• The task:
Every record must come back exactly as given.

• Records provided:
------------------------------------------------------------------------
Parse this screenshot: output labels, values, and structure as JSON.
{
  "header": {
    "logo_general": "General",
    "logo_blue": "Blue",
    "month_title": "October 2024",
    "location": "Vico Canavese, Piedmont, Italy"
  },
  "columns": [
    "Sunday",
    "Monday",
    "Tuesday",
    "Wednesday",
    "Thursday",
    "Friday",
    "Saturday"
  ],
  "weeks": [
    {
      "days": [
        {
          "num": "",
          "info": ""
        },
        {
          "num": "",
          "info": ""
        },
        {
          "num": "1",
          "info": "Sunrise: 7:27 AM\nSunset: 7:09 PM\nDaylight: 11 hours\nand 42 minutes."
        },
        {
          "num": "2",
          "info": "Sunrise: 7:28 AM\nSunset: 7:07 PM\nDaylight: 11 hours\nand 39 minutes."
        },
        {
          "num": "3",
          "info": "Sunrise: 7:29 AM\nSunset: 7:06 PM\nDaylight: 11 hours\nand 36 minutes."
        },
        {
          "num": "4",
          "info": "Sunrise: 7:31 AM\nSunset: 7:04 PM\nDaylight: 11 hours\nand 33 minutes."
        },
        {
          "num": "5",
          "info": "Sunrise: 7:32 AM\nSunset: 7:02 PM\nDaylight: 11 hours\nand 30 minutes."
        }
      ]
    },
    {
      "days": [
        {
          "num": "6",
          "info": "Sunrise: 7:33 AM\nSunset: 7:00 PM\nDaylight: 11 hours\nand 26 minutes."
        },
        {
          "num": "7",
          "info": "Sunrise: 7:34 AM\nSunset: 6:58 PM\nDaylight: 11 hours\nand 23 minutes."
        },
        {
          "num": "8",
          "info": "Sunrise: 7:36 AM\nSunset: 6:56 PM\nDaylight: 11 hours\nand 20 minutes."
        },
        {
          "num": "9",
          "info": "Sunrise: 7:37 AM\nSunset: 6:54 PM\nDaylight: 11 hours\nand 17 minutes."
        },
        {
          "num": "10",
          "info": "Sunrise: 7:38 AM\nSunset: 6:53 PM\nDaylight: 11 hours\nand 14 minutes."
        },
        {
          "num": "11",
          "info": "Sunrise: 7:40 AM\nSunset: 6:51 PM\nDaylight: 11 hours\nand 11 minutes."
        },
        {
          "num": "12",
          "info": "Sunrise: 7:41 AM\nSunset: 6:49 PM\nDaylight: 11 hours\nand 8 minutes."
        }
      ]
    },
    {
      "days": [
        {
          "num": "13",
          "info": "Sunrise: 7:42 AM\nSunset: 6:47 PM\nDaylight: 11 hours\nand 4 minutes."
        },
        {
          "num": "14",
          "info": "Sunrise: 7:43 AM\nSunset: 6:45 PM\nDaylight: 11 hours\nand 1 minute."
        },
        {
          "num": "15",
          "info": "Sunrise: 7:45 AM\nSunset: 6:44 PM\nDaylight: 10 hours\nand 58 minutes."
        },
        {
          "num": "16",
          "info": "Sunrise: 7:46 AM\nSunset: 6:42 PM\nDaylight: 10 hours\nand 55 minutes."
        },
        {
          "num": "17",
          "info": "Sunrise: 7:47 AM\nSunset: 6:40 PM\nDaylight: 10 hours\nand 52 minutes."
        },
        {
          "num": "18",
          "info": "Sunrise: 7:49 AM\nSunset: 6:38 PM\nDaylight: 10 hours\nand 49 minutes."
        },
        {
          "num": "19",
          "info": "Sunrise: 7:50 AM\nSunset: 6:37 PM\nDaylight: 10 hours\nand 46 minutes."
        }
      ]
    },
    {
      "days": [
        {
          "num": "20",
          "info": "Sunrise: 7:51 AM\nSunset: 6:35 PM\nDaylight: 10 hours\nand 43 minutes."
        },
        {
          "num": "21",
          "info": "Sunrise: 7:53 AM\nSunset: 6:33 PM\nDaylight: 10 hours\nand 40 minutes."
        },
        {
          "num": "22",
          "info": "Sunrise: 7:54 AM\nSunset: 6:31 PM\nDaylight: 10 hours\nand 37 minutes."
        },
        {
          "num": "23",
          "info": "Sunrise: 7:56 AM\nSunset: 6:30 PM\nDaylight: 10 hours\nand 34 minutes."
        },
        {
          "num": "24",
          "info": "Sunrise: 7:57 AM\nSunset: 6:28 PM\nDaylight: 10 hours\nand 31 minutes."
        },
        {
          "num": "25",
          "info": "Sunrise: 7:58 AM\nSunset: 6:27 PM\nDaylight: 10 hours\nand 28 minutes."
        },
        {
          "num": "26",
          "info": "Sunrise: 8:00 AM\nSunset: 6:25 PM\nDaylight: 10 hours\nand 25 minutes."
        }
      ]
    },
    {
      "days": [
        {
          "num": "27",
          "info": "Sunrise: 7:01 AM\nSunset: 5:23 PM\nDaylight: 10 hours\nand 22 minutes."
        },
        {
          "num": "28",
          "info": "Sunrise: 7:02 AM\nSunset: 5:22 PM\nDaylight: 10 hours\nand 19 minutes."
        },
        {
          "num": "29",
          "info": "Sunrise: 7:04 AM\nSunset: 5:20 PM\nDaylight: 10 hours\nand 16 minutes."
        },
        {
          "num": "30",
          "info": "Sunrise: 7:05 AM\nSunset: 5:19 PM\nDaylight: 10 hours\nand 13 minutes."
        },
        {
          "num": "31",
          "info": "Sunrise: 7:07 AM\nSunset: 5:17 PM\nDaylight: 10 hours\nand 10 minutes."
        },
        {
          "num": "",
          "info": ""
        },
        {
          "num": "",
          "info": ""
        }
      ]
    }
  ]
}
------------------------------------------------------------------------
• Output:
Parse this screenshot: output labels, values, and structure as JSON.
{
  "header": {
    "logo_general": "General",
    "logo_blue": "Blue",
    "month_title": "October 2024",
    "location": "Vico Canavese, Piedmont, Italy"
  },
  "columns": [
    "Sunday",
    "Monday",
    "Tuesday",
    "Wednesday",
    "Thursday",
    "Friday",
    "Saturday"
  ],
  "weeks": [
    {
      "days": [
        {
          "num": "",
          "info": ""
        },
        {
          "num": "",
          "info": ""
        },
        {
          "num": "1",
          "info": "Sunrise: 7:27 AM\nSunset: 7:09 PM\nDaylight: 11 hours\nand 42 minutes."
        },
        {
          "num": "2",
          "info": "Sunrise: 7:28 AM\nSunset: 7:07 PM\nDaylight: 11 hours\nand 39 minutes."
        },
        {
          "num": "3",
          "info": "Sunrise: 7:29 AM\nSunset: 7:06 PM\nDaylight: 11 hours\nand 36 minutes."
        },
        {
          "num": "4",
          "info": "Sunrise: 7:31 AM\nSunset: 7:04 PM\nDaylight: 11 hours\nand 33 minutes."
        },
        {
          "num": "5",
          "info": "Sunrise: 7:32 AM\nSunset: 7:02 PM\nDaylight: 11 hours\nand 30 minutes."
        }
      ]
    },
    {
      "days": [
        {
          "num": "6",
          "info": "Sunrise: 7:33 AM\nSunset: 7:00 PM\nDaylight: 11 hours\nand 26 minutes."
        },
        {
          "num": "7",
          "info": "Sunrise: 7:34 AM\nSunset: 6:58 PM\nDaylight: 11 hours\nand 23 minutes."
        },
        {
          "num": "8",
          "info": "Sunrise: 7:36 AM\nSunset: 6:56 PM\nDaylight: 11 hours\nand 20 minutes."
        },
        {
          "num": "9",
          "info": "Sunrise: 7:37 AM\nSunset: 6:54 PM\nDaylight: 11 hours\nand 17 minutes."
        },
        {
          "num": "10",
          "info": "Sunrise: 7:38 AM\nSunset: 6:53 PM\nDaylight: 11 hours\nand 14 minutes."
        },
        {
          "num": "11",
          "info": "Sunrise: 7:40 AM\nSunset: 6:51 PM\nDaylight: 11 hours\nand 11 minutes."
        },
        {
          "num": "12",
          "info": "Sunrise: 7:41 AM\nSunset: 6:49 PM\nDaylight: 11 hours\nand 8 minutes."
        }
      ]
    },
    {
      "days": [
        {
          "num": "13",
          "info": "Sunrise: 7:42 AM\nSunset: 6:47 PM\nDaylight: 11 hours\nand 4 minutes."
        },
        {
          "num": "14",
          "info": "Sunrise: 7:43 AM\nSunset: 6:45 PM\nDaylight: 11 hours\nand 1 minute."
        },
        {
          "num": "15",
          "info": "Sunrise: 7:45 AM\nSunset: 6:44 PM\nDaylight: 10 hours\nand 58 minutes."
        },
        {
          "num": "16",
          "info": "Sunrise: 7:46 AM\nSunset: 6:42 PM\nDaylight: 10 hours\nand 55 minutes."
        },
        {
          "num": "17",
          "info": "Sunrise: 7:47 AM\nSunset: 6:40 PM\nDaylight: 10 hours\nand 52 minutes."
        },
        {
          "num": "18",
          "info": "Sunrise: 7:49 AM\nSunset: 6:38 PM\nDaylight: 10 hours\nand 49 minutes."
        },
        {
          "num": "19",
          "info": "Sunrise: 7:50 AM\nSunset: 6:37 PM\nDaylight: 10 hours\nand 46 minutes."
        }
      ]
    },
    {
      "days": [
        {
          "num": "20",
          "info": "Sunrise: 7:51 AM\nSunset: 6:35 PM\nDaylight: 10 hours\nand 43 minutes."
        },
        {
          "num": "21",
          "info": "Sunrise: 7:53 AM\nSunset: 6:33 PM\nDaylight: 10 hours\nand 40 minutes."
        },
        {
          "num": "22",
          "info": "Sunrise: 7:54 AM\nSunset: 6:31 PM\nDaylight: 10 hours\nand 37 minutes."
        },
        {
          "num": "23",
          "info": "Sunrise: 7:56 AM\nSunset: 6:30 PM\nDaylight: 10 hours\nand 34 minutes."
        },
        {
          "num": "24",
          "info": "Sunrise: 7:57 AM\nSunset: 6:28 PM\nDaylight: 10 hours\nand 31 minutes."
        },
        {
          "num": "25",
          "info": "Sunrise: 7:58 AM\nSunset: 6:27 PM\nDaylight: 10 hours\nand 28 minutes."
        },
        {
          "num": "26",
          "info": "Sunrise: 8:00 AM\nSunset: 6:25 PM\nDaylight: 10 hours\nand 25 minutes."
        }
      ]
    },
    {
      "days": [
        {
          "num": "27",
          "info": "Sunrise: 7:01 AM\nSunset: 5:23 PM\nDaylight: 10 hours\nand 22 minutes."
        },
        {
          "num": "28",
          "info": "Sunrise: 7:02 AM\nSunset: 5:22 PM\nDaylight: 10 hours\nand 19 minutes."
        },
        {
          "num": "29",
          "info": "Sunrise: 7:04 AM\nSunset: 5:20 PM\nDaylight: 10 hours\nand 16 minutes."
        },
        {
          "num": "30",
          "info": "Sunrise: 7:05 AM\nSunset: 5:19 PM\nDaylight: 10 hours\nand 13 minutes."
        },
        {
          "num": "31",
          "info": "Sunrise: 7:07 AM\nSunset: 5:17 PM\nDaylight: 10 hours\nand 10 minutes."
        },
        {
          "num": "",
          "info": ""
        },
        {
          "num": "",
          "info": ""
        }
      ]
    }
  ]
}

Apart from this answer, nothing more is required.